“It wasn’t like I woke up one morning and said, ‘Today I’m going to decide.’ It’s kind of been a gradual process. I’ve been with touch with (Murray) a fair bit. They’ve been patient as well. My kids have wanted me to play the whole time. They would have been really disappointed if I didn’t play. My wife and I, we feel our family situation will be easier this year than it was last year with a newborn.”
Alfredsson said he’ll finish out this season and then decide what happens after 2012-13.
“I don’t fear (retirement) at all,” said Alfredsson, who has an off-ice job waiting for him in the Senators front office. “Once that day comes I will look forward to that challenge, no question. When I feel as healthy as I do, I still love to play games. I love to be in the competition, especially in the best league in the world.
“Talking to a lot of people, if you retire too early ... you look back and say, ‘Maybe I should have played another year or two.’ I had issues with my back the last two years and now that I feel healthy again I want to come back to see how good I can be. I feel I can get better, especially with the health issues I’ve had.”
He wasn’t getting any pressure from his teammates.

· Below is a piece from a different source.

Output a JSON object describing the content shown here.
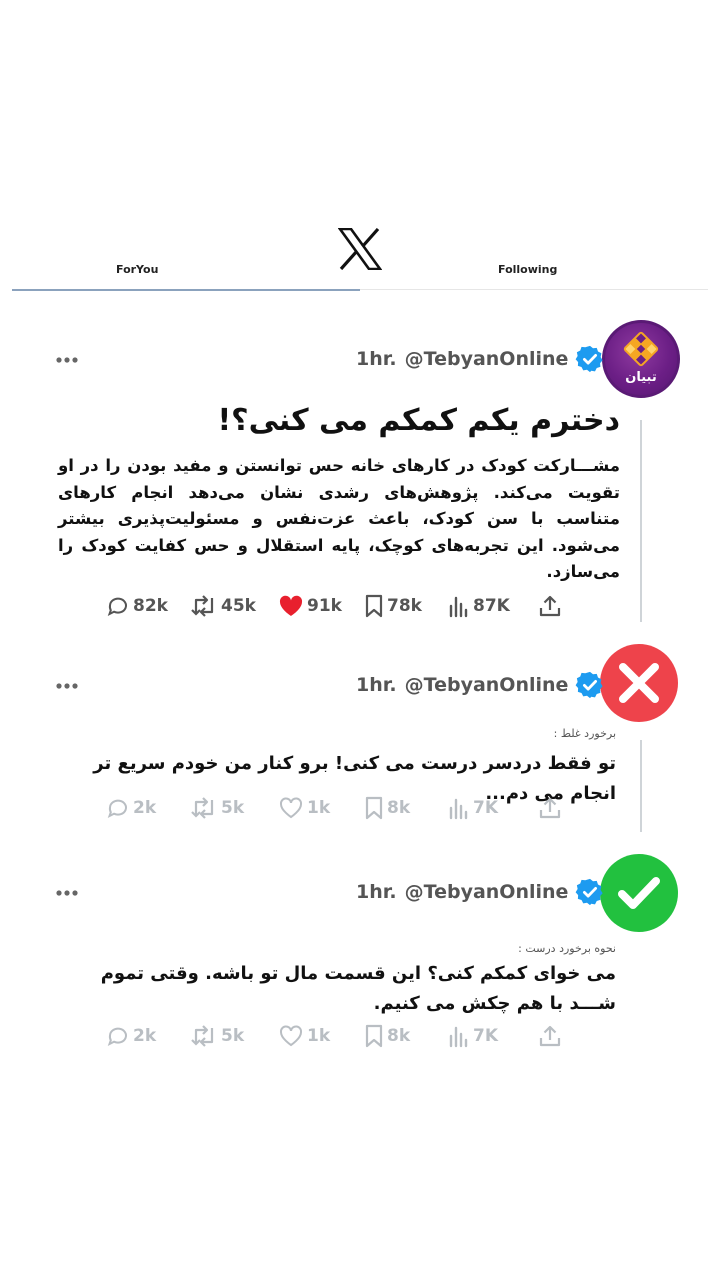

He has been working out with the Swedish league’s Frolunda Indians.
Alfredsson has also spent time with teammate Erik Karlsson and trainer Peter Froberg.
“They left me alone,” said Alfredsson. “I talked to quite a few of them towards the end of the season and after the season. They knew where I stood and how I felt. They also knew I didn’t need to feel encouraged. It was more my body that needed to make that decision than anything.”